◆ **INSTRUCTIONS FOR THE TASK**: Could the data below please be reproduced word for word, without the pictures?

★ ★ ★

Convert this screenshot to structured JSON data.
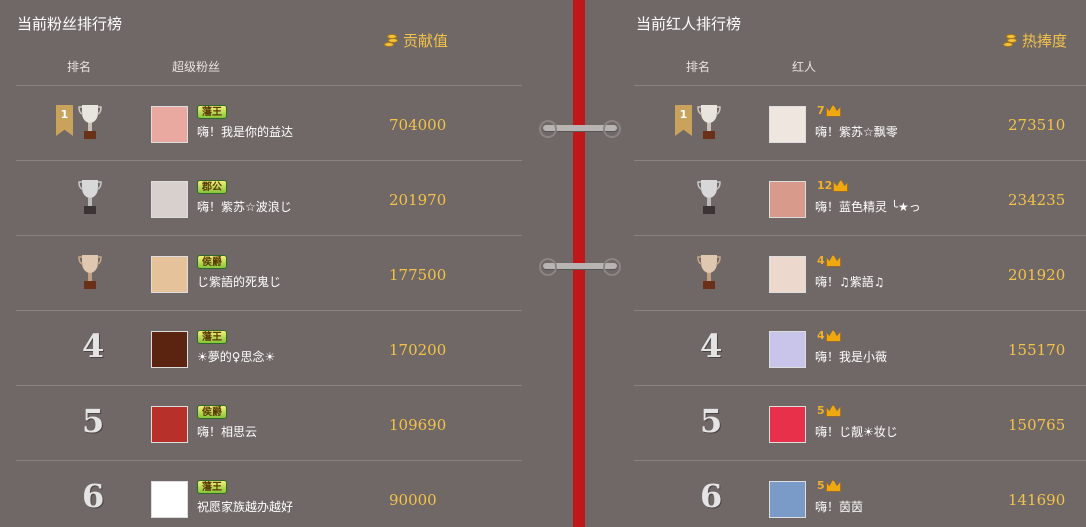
{
  "fans_panel": {
    "title": "当前粉丝排行榜",
    "col_rank": "排名",
    "col_name": "超级粉丝",
    "col_value": "贡献值",
    "rows": [
      {
        "rank": "1",
        "badge": "藩王",
        "name": "嗨！我是你的益达",
        "value": "704000",
        "avatar_color": "#e9a8a0"
      },
      {
        "rank": "2",
        "badge": "郡公",
        "name": "嗨！紫苏☆波浪じ",
        "value": "201970",
        "avatar_color": "#d8d0cc"
      },
      {
        "rank": "3",
        "badge": "侯爵",
        "name": "じ紫語的死鬼じ",
        "value": "177500",
        "avatar_color": "#e6c29a"
      },
      {
        "rank": "4",
        "badge": "藩王",
        "name": "☀夢的♀思念☀",
        "value": "170200",
        "avatar_color": "#5a2410"
      },
      {
        "rank": "5",
        "badge": "侯爵",
        "name": "嗨！相思云",
        "value": "109690",
        "avatar_color": "#b8302a"
      },
      {
        "rank": "6",
        "badge": "藩王",
        "name": "祝愿家族越办越好",
        "value": "90000",
        "avatar_color": "#ffffff"
      }
    ]
  },
  "stars_panel": {
    "title": "当前红人排行榜",
    "col_rank": "排名",
    "col_name": "红人",
    "col_value": "热捧度",
    "rows": [
      {
        "rank": "1",
        "level": "7",
        "name": "嗨！紫苏☆飘零",
        "value": "273510",
        "avatar_color": "#f0e6e0"
      },
      {
        "rank": "2",
        "level": "12",
        "name": "嗨！蓝色精灵 ╰★っ",
        "value": "234235",
        "avatar_color": "#d89a8a"
      },
      {
        "rank": "3",
        "level": "4",
        "name": "嗨！♫紫語♫",
        "value": "201920",
        "avatar_color": "#ecd8cc"
      },
      {
        "rank": "4",
        "level": "4",
        "name": "嗨！我是小薇",
        "value": "155170",
        "avatar_color": "#c8c4ea"
      },
      {
        "rank": "5",
        "level": "5",
        "name": "嗨！じ靓☀妆じ",
        "value": "150765",
        "avatar_color": "#e8304a"
      },
      {
        "rank": "6",
        "level": "5",
        "name": "嗨！茵茵",
        "value": "141690",
        "avatar_color": "#7a9ac8"
      }
    ]
  }
}
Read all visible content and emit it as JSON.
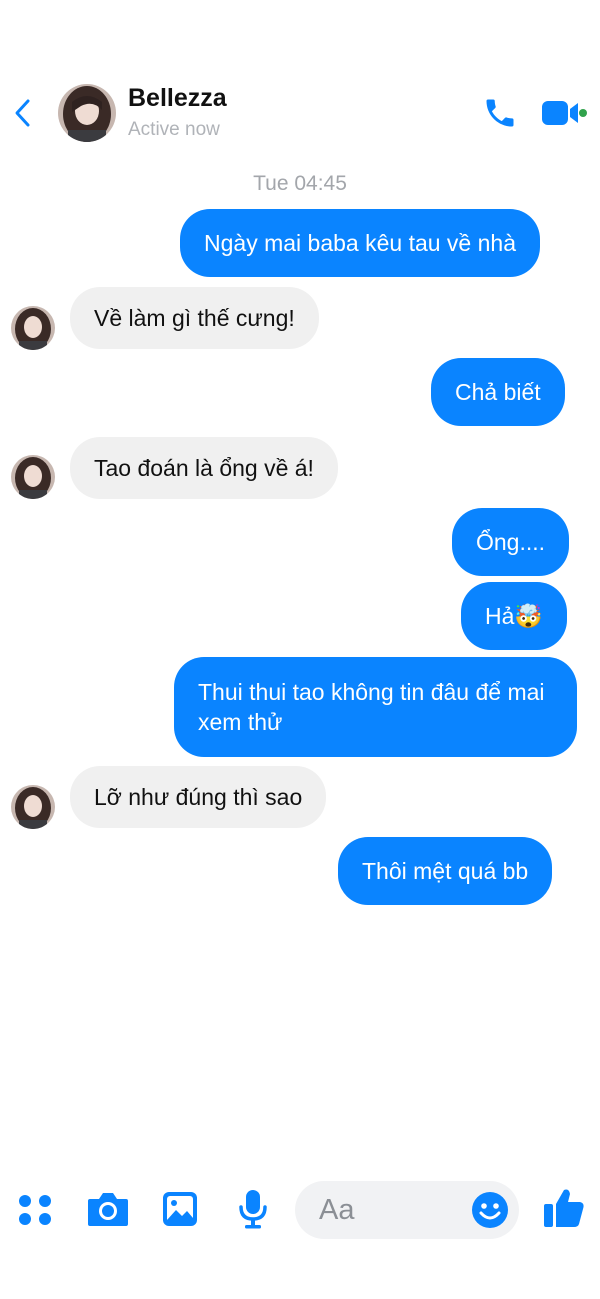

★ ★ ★

◆ **THE ANSWER**:
Convert this screenshot to structured JSON data.
{
  "fans_panel": {
    "title": "当前粉丝排行榜",
    "col_rank": "排名",
    "col_name": "超级粉丝",
    "col_value": "贡献值",
    "rows": [
      {
        "rank": "1",
        "badge": "藩王",
        "name": "嗨！我是你的益达",
        "value": "704000",
        "avatar_color": "#e9a8a0"
      },
      {
        "rank": "2",
        "badge": "郡公",
        "name": "嗨！紫苏☆波浪じ",
        "value": "201970",
        "avatar_color": "#d8d0cc"
      },
      {
        "rank": "3",
        "badge": "侯爵",
        "name": "じ紫語的死鬼じ",
        "value": "177500",
        "avatar_color": "#e6c29a"
      },
      {
        "rank": "4",
        "badge": "藩王",
        "name": "☀夢的♀思念☀",
        "value": "170200",
        "avatar_color": "#5a2410"
      },
      {
        "rank": "5",
        "badge": "侯爵",
        "name": "嗨！相思云",
        "value": "109690",
        "avatar_color": "#b8302a"
      },
      {
        "rank": "6",
        "badge": "藩王",
        "name": "祝愿家族越办越好",
        "value": "90000",
        "avatar_color": "#ffffff"
      }
    ]
  },
  "stars_panel": {
    "title": "当前红人排行榜",
    "col_rank": "排名",
    "col_name": "红人",
    "col_value": "热捧度",
    "rows": [
      {
        "rank": "1",
        "level": "7",
        "name": "嗨！紫苏☆飘零",
        "value": "273510",
        "avatar_color": "#f0e6e0"
      },
      {
        "rank": "2",
        "level": "12",
        "name": "嗨！蓝色精灵 ╰★っ",
        "value": "234235",
        "avatar_color": "#d89a8a"
      },
      {
        "rank": "3",
        "level": "4",
        "name": "嗨！♫紫語♫",
        "value": "201920",
        "avatar_color": "#ecd8cc"
      },
      {
        "rank": "4",
        "level": "4",
        "name": "嗨！我是小薇",
        "value": "155170",
        "avatar_color": "#c8c4ea"
      },
      {
        "rank": "5",
        "level": "5",
        "name": "嗨！じ靓☀妆じ",
        "value": "150765",
        "avatar_color": "#e8304a"
      },
      {
        "rank": "6",
        "level": "5",
        "name": "嗨！茵茵",
        "value": "141690",
        "avatar_color": "#7a9ac8"
      }
    ]
  }
}
Read all visible content and emit it as JSON.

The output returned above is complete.